It looks like "Harry Potter" magic, but it's just acoustic levitation: Researchers have created a device that uses sound waves to make liquid droplets and small solid objects float in the air and merge into each other on command.
The ultrasonic chessboard could someday be used for delicate chemical or pharmaceutical processes where contamination from a surface could spoil the reaction, said Dimos Poulikakos, an engineer at Switzerland's ETH Zurich. Poulikakos is the senior author of a paper on the project appearing in the Proceedings of the National Academy of Sciences.
"Levitation is an old story," Poulikakos told NBC News. "It was really discovered 100 years ago."
What's new about the device that he and his colleagues constructed is that it uses a chessboard-like array of levitating devices to transport objects through the air with ultrasound. The research team made droplets of water and hydrocarbons float around the squares of the array and smash into each other.
Poulikakos said the method also worked on bits of instant coffee, a bubbling fleck of sodium, tiny steel balls and a wooden toothpick (which looked as if it were slowly twirled by an occult hand).
Surfing the wave
Each of the squares in the chessboard is an acoustic resonator, sending out sound waves at 24.3 kilohertz so that it's reflected off a precisely placed sheet of transparent plastic. The frequency is too high to be heard by human ears. But even at that frequency, the acoustic interference can be strong enough to create a standing wave between the resonators and the reflector, counteracting gravity's pull on the target object.
The levels on each of the resonators can be adjusted to transport an object from one of the squares on the chessboard to the next one over. "The particle can 'surf' along the resonators," Poulikakos explained.
Tuning the power of the apparatus is a tricky thing. Too little power, and there's not enough force to manipulate a droplet. Too much, and the droplet goes poof. "Liquids are a lot more difficult to move than solids," Poulikakos said.
The theoretical size limit for the device depends on the substance being levitated as well as the acoustic frequency. For a drop of water at 24 kilohertz, it's about a tenth of an inch (2.7 millimeters). But that's big enough for pharmaceutical applications, or even for applications that involve manipulating hazardous chemical or radioactive ingredients.
The levitation game

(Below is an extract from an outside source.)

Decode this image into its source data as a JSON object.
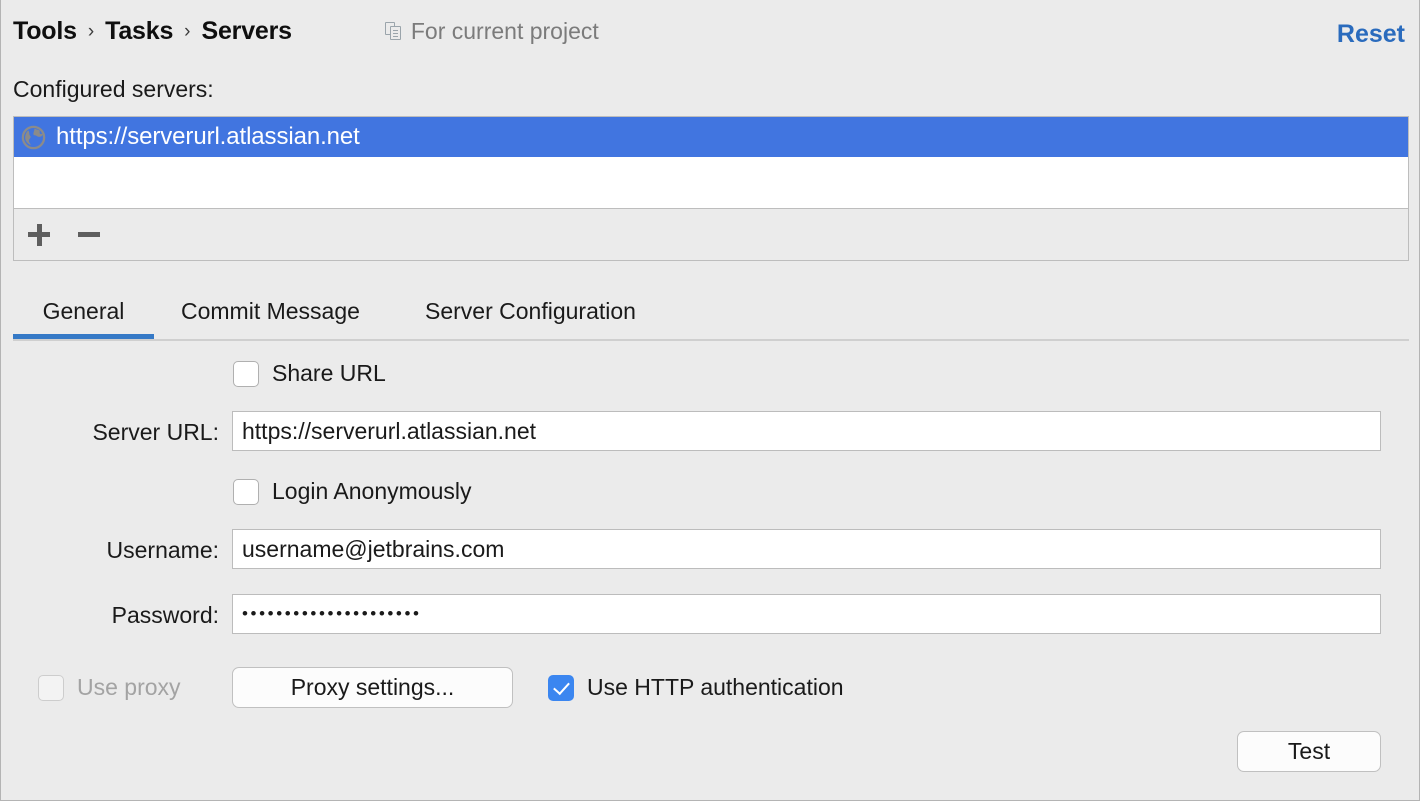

The engineers at ETH Zurich aren't the only ones in the levitation game: Last year, researchers at Argonne National Laboratory in Illinois demonstrated an acoustic levitation setup that could hold liquids in a position for "containerless processing" and X-ray analysis.
Other teams have used magnetic fields rather than sound waves to levitate frogs, grasshoppers and mice, as well as fruit flies.

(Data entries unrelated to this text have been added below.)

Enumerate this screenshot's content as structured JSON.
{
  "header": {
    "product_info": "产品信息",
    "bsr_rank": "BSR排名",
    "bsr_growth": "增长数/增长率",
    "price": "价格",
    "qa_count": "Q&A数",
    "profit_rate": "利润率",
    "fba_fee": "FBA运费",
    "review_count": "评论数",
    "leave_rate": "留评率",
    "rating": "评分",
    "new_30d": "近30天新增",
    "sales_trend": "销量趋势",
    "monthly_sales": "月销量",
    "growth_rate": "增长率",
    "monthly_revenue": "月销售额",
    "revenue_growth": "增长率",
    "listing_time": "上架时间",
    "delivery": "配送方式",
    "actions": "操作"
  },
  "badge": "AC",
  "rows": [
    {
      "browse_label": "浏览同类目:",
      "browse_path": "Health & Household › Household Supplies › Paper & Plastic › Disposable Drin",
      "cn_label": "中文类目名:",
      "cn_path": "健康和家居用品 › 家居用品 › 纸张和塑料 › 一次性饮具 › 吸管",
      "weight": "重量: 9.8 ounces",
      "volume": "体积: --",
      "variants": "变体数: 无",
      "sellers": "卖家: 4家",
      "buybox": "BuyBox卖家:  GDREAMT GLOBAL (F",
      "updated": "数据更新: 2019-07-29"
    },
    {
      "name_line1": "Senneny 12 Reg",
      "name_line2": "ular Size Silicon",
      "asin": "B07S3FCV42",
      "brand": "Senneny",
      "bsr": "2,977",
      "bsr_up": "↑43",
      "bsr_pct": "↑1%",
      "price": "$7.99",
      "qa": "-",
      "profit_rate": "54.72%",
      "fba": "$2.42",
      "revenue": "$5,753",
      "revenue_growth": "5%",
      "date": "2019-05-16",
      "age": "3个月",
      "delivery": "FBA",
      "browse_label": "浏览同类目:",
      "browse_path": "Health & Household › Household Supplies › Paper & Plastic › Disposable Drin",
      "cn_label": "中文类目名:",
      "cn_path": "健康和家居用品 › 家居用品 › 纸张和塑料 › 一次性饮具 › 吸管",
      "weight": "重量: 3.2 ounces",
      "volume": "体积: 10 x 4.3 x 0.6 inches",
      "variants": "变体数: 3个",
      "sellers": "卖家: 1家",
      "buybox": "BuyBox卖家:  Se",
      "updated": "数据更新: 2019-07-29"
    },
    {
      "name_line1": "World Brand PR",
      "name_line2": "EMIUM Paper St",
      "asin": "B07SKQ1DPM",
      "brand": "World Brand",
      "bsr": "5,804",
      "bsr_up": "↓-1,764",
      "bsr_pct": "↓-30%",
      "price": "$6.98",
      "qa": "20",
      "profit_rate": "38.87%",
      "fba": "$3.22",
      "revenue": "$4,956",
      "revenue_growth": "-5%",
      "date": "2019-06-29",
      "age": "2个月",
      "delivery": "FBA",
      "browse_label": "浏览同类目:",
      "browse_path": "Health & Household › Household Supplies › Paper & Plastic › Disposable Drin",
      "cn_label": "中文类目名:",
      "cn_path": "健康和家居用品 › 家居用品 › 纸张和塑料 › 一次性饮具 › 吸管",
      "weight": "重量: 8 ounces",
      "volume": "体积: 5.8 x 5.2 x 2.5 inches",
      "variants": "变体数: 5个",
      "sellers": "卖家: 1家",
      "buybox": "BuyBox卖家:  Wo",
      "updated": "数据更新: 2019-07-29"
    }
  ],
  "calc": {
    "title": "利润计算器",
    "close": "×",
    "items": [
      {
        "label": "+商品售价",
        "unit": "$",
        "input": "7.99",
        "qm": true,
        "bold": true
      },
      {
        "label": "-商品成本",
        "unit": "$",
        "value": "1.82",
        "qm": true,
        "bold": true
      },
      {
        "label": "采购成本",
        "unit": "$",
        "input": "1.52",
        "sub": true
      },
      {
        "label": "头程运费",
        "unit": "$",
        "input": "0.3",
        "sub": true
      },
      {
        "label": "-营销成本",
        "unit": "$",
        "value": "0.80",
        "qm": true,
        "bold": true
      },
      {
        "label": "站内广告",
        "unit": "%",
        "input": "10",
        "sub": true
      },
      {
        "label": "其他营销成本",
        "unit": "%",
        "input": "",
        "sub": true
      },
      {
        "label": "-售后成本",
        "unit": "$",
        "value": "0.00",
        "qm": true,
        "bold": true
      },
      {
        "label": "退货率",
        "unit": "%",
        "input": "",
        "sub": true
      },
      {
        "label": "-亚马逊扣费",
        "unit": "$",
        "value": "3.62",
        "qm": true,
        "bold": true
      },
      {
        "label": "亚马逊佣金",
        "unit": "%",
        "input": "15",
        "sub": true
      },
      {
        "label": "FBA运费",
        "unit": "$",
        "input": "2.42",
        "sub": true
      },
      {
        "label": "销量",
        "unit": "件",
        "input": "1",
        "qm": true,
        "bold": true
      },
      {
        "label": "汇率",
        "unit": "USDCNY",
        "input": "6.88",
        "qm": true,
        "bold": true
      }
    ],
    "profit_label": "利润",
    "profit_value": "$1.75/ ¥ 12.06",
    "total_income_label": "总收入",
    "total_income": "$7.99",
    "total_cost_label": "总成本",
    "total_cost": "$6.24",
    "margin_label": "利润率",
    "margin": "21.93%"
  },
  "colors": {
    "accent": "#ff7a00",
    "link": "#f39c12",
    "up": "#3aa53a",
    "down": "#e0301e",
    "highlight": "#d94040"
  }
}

Poulikakos and his colleagues said these techniques and others could be combined to add to the magic of contactless manipulation.